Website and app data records
○ ○ ○ ○
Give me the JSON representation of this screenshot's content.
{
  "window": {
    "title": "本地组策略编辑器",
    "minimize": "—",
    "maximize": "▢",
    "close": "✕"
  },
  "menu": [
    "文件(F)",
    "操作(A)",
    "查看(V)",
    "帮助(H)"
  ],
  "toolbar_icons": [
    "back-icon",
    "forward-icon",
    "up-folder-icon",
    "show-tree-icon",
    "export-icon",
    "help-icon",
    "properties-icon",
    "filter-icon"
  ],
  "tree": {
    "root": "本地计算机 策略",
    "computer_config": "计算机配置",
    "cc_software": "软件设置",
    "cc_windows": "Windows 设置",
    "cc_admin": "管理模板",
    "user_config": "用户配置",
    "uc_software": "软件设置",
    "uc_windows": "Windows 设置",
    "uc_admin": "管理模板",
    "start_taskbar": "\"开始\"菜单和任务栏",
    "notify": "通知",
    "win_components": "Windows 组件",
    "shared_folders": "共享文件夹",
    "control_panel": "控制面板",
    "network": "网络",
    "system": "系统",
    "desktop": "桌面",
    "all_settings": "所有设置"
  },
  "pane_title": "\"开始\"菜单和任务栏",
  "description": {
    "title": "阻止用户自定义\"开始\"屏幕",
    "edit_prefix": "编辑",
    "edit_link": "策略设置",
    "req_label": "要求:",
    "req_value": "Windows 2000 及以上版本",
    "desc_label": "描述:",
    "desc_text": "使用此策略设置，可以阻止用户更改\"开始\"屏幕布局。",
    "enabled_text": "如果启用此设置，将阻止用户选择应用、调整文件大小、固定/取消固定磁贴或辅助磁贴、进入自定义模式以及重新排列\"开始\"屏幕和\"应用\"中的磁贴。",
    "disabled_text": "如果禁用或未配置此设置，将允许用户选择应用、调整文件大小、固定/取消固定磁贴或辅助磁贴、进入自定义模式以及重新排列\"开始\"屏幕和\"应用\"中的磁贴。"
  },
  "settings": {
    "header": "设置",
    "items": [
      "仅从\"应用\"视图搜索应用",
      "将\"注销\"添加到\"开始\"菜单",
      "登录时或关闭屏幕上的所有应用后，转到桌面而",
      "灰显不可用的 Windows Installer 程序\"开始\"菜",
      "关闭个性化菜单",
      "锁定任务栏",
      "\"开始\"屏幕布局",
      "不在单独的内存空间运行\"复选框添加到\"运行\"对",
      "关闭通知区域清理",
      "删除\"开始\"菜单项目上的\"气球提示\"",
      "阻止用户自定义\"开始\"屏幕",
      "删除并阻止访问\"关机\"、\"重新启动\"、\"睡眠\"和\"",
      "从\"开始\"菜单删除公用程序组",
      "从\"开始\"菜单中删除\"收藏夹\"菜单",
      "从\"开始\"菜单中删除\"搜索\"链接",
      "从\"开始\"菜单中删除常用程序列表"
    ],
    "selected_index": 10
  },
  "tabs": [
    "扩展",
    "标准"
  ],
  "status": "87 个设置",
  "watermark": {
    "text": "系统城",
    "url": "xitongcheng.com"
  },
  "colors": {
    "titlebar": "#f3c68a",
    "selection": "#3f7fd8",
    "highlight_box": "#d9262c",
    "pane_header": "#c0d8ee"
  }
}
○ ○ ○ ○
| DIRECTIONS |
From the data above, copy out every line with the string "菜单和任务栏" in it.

| TASK RESPONSE |
    "start_taskbar": "\"开始\"菜单和任务栏",
  "pane_title": "\"开始\"菜单和任务栏",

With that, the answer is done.